» TASK
In how many lines of the records below does the word "value" appear? Answer with the number alone.

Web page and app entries
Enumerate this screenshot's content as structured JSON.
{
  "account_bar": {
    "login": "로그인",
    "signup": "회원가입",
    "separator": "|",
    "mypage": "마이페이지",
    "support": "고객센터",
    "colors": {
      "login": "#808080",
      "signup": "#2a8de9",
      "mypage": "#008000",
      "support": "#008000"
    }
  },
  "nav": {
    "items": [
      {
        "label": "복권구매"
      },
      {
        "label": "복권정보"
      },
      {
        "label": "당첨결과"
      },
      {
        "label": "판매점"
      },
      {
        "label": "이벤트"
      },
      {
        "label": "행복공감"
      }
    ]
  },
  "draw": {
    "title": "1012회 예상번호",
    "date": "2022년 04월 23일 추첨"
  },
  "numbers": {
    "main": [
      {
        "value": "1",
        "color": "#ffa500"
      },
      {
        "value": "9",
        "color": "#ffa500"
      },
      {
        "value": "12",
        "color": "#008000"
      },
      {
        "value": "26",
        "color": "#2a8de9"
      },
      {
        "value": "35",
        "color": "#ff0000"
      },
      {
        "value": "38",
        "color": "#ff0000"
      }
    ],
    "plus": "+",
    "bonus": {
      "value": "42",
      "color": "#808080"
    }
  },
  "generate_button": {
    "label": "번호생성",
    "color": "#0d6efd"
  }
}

» RESULT OF THE EXERCISE
7